[SUPPLIED ENTRIES — start]

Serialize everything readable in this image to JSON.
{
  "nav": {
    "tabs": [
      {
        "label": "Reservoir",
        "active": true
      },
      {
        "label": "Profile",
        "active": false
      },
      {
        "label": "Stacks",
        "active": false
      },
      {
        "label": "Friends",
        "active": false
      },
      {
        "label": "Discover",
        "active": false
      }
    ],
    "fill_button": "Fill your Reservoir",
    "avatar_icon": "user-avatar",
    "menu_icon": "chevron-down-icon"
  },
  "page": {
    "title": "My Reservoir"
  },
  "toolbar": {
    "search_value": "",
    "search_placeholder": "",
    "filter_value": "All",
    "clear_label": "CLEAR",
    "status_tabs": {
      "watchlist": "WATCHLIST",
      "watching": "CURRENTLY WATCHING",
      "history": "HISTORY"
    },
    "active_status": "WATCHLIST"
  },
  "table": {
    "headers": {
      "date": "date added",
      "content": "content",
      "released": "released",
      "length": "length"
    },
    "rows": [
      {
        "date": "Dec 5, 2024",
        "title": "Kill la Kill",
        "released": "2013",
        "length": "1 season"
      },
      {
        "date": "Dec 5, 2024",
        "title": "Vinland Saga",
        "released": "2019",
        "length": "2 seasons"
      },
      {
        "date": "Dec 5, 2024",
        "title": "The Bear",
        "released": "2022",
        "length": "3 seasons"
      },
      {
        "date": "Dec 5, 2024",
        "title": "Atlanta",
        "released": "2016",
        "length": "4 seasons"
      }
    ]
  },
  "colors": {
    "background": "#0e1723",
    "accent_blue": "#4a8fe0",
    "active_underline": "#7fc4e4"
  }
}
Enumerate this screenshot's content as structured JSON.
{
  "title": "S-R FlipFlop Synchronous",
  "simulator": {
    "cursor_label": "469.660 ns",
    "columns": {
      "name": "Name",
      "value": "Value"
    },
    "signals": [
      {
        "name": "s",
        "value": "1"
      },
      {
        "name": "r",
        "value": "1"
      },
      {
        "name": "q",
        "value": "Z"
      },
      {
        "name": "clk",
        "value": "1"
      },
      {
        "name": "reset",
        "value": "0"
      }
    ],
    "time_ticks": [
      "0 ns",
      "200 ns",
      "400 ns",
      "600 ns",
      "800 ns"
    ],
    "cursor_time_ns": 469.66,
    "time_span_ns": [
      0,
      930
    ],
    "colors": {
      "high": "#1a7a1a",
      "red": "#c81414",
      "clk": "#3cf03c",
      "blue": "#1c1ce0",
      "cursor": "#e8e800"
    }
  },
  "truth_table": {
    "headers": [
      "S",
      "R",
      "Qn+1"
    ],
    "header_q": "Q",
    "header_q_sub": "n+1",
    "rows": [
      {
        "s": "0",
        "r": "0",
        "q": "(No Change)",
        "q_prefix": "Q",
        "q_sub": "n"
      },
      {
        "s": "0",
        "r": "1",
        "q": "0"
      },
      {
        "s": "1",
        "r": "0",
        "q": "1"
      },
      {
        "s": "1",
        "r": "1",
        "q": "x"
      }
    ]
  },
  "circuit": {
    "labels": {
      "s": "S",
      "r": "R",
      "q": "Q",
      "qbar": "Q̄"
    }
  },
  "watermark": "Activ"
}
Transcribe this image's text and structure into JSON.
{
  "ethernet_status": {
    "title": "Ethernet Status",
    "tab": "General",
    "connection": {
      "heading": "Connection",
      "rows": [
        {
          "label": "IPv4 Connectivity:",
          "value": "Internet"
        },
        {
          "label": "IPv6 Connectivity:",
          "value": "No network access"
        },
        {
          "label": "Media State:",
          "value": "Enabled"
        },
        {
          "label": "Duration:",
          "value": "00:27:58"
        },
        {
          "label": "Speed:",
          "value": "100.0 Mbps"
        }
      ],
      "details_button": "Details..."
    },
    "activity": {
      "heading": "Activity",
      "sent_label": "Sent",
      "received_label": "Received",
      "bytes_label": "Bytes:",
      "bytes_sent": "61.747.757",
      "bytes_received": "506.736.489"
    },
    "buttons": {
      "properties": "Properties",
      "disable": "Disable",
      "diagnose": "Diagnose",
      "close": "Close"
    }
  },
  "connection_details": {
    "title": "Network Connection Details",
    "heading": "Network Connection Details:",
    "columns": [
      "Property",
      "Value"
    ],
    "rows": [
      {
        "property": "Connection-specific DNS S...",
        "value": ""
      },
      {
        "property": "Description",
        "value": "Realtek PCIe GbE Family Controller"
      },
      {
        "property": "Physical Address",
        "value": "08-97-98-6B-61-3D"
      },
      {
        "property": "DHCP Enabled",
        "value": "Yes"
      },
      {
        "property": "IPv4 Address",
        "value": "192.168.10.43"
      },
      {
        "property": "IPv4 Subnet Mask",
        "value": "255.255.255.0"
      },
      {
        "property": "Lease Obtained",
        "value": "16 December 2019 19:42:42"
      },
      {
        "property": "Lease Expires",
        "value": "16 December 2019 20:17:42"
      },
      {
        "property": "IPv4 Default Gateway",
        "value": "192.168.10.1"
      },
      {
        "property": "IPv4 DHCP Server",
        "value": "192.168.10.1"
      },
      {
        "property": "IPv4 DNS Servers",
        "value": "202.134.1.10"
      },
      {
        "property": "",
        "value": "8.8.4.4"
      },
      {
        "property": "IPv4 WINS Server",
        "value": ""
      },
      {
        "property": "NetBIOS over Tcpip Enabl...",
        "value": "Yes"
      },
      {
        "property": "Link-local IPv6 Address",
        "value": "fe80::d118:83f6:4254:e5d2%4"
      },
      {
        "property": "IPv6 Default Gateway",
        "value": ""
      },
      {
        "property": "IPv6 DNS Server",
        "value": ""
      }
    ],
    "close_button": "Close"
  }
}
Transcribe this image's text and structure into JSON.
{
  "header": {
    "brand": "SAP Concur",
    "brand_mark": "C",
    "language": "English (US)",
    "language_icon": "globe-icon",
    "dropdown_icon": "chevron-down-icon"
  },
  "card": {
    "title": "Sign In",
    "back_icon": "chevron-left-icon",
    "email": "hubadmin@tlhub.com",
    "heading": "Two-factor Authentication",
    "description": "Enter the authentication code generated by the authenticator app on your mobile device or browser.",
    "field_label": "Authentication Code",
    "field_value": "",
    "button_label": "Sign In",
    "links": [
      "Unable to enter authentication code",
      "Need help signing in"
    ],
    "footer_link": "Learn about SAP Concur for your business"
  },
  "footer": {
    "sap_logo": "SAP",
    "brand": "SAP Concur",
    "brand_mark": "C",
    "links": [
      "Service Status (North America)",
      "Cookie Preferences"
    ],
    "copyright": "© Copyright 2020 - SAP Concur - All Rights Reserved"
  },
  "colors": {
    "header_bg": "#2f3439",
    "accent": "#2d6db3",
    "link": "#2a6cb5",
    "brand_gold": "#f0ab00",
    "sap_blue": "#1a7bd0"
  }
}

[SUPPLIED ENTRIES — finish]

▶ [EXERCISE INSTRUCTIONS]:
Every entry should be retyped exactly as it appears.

▶ [OUTPUT BELOW]:
Serialize everything readable in this image to JSON.
{
  "nav": {
    "tabs": [
      {
        "label": "Reservoir",
        "active": true
      },
      {
        "label": "Profile",
        "active": false
      },
      {
        "label": "Stacks",
        "active": false
      },
      {
        "label": "Friends",
        "active": false
      },
      {
        "label": "Discover",
        "active": false
      }
    ],
    "fill_button": "Fill your Reservoir",
    "avatar_icon": "user-avatar",
    "menu_icon": "chevron-down-icon"
  },
  "page": {
    "title": "My Reservoir"
  },
  "toolbar": {
    "search_value": "",
    "search_placeholder": "",
    "filter_value": "All",
    "clear_label": "CLEAR",
    "status_tabs": {
      "watchlist": "WATCHLIST",
      "watching": "CURRENTLY WATCHING",
      "history": "HISTORY"
    },
    "active_status": "WATCHLIST"
  },
  "table": {
    "headers": {
      "date": "date added",
      "content": "content",
      "released": "released",
      "length": "length"
    },
    "rows": [
      {
        "date": "Dec 5, 2024",
        "title": "Kill la Kill",
        "released": "2013",
        "length": "1 season"
      },
      {
        "date": "Dec 5, 2024",
        "title": "Vinland Saga",
        "released": "2019",
        "length": "2 seasons"
      },
      {
        "date": "Dec 5, 2024",
        "title": "The Bear",
        "released": "2022",
        "length": "3 seasons"
      },
      {
        "date": "Dec 5, 2024",
        "title": "Atlanta",
        "released": "2016",
        "length": "4 seasons"
      }
    ]
  },
  "colors": {
    "background": "#0e1723",
    "accent_blue": "#4a8fe0",
    "active_underline": "#7fc4e4"
  }
}
Enumerate this screenshot's content as structured JSON.
{
  "title": "S-R FlipFlop Synchronous",
  "simulator": {
    "cursor_label": "469.660 ns",
    "columns": {
      "name": "Name",
      "value": "Value"
    },
    "signals": [
      {
        "name": "s",
        "value": "1"
      },
      {
        "name": "r",
        "value": "1"
      },
      {
        "name": "q",
        "value": "Z"
      },
      {
        "name": "clk",
        "value": "1"
      },
      {
        "name": "reset",
        "value": "0"
      }
    ],
    "time_ticks": [
      "0 ns",
      "200 ns",
      "400 ns",
      "600 ns",
      "800 ns"
    ],
    "cursor_time_ns": 469.66,
    "time_span_ns": [
      0,
      930
    ],
    "colors": {
      "high": "#1a7a1a",
      "red": "#c81414",
      "clk": "#3cf03c",
      "blue": "#1c1ce0",
      "cursor": "#e8e800"
    }
  },
  "truth_table": {
    "headers": [
      "S",
      "R",
      "Qn+1"
    ],
    "header_q": "Q",
    "header_q_sub": "n+1",
    "rows": [
      {
        "s": "0",
        "r": "0",
        "q": "(No Change)",
        "q_prefix": "Q",
        "q_sub": "n"
      },
      {
        "s": "0",
        "r": "1",
        "q": "0"
      },
      {
        "s": "1",
        "r": "0",
        "q": "1"
      },
      {
        "s": "1",
        "r": "1",
        "q": "x"
      }
    ]
  },
  "circuit": {
    "labels": {
      "s": "S",
      "r": "R",
      "q": "Q",
      "qbar": "Q̄"
    }
  },
  "watermark": "Activ"
}
Transcribe this image's text and structure into JSON.
{
  "ethernet_status": {
    "title": "Ethernet Status",
    "tab": "General",
    "connection": {
      "heading": "Connection",
      "rows": [
        {
          "label": "IPv4 Connectivity:",
          "value": "Internet"
        },
        {
          "label": "IPv6 Connectivity:",
          "value": "No network access"
        },
        {
          "label": "Media State:",
          "value": "Enabled"
        },
        {
          "label": "Duration:",
          "value": "00:27:58"
        },
        {
          "label": "Speed:",
          "value": "100.0 Mbps"
        }
      ],
      "details_button": "Details..."
    },
    "activity": {
      "heading": "Activity",
      "sent_label": "Sent",
      "received_label": "Received",
      "bytes_label": "Bytes:",
      "bytes_sent": "61.747.757",
      "bytes_received": "506.736.489"
    },
    "buttons": {
      "properties": "Properties",
      "disable": "Disable",
      "diagnose": "Diagnose",
      "close": "Close"
    }
  },
  "connection_details": {
    "title": "Network Connection Details",
    "heading": "Network Connection Details:",
    "columns": [
      "Property",
      "Value"
    ],
    "rows": [
      {
        "property": "Connection-specific DNS S...",
        "value": ""
      },
      {
        "property": "Description",
        "value": "Realtek PCIe GbE Family Controller"
      },
      {
        "property": "Physical Address",
        "value": "08-97-98-6B-61-3D"
      },
      {
        "property": "DHCP Enabled",
        "value": "Yes"
      },
      {
        "property": "IPv4 Address",
        "value": "192.168.10.43"
      },
      {
        "property": "IPv4 Subnet Mask",
        "value": "255.255.255.0"
      },
      {
        "property": "Lease Obtained",
        "value": "16 December 2019 19:42:42"
      },
      {
        "property": "Lease Expires",
        "value": "16 December 2019 20:17:42"
      },
      {
        "property": "IPv4 Default Gateway",
        "value": "192.168.10.1"
      },
      {
        "property": "IPv4 DHCP Server",
        "value": "192.168.10.1"
      },
      {
        "property": "IPv4 DNS Servers",
        "value": "202.134.1.10"
      },
      {
        "property": "",
        "value": "8.8.4.4"
      },
      {
        "property": "IPv4 WINS Server",
        "value": ""
      },
      {
        "property": "NetBIOS over Tcpip Enabl...",
        "value": "Yes"
      },
      {
        "property": "Link-local IPv6 Address",
        "value": "fe80::d118:83f6:4254:e5d2%4"
      },
      {
        "property": "IPv6 Default Gateway",
        "value": ""
      },
      {
        "property": "IPv6 DNS Server",
        "value": ""
      }
    ],
    "close_button": "Close"
  }
}
Transcribe this image's text and structure into JSON.
{
  "header": {
    "brand": "SAP Concur",
    "brand_mark": "C",
    "language": "English (US)",
    "language_icon": "globe-icon",
    "dropdown_icon": "chevron-down-icon"
  },
  "card": {
    "title": "Sign In",
    "back_icon": "chevron-left-icon",
    "email": "hubadmin@tlhub.com",
    "heading": "Two-factor Authentication",
    "description": "Enter the authentication code generated by the authenticator app on your mobile device or browser.",
    "field_label": "Authentication Code",
    "field_value": "",
    "button_label": "Sign In",
    "links": [
      "Unable to enter authentication code",
      "Need help signing in"
    ],
    "footer_link": "Learn about SAP Concur for your business"
  },
  "footer": {
    "sap_logo": "SAP",
    "brand": "SAP Concur",
    "brand_mark": "C",
    "links": [
      "Service Status (North America)",
      "Cookie Preferences"
    ],
    "copyright": "© Copyright 2020 - SAP Concur - All Rights Reserved"
  },
  "colors": {
    "header_bg": "#2f3439",
    "accent": "#2d6db3",
    "link": "#2a6cb5",
    "brand_gold": "#f0ab00",
    "sap_blue": "#1a7bd0"
  }
}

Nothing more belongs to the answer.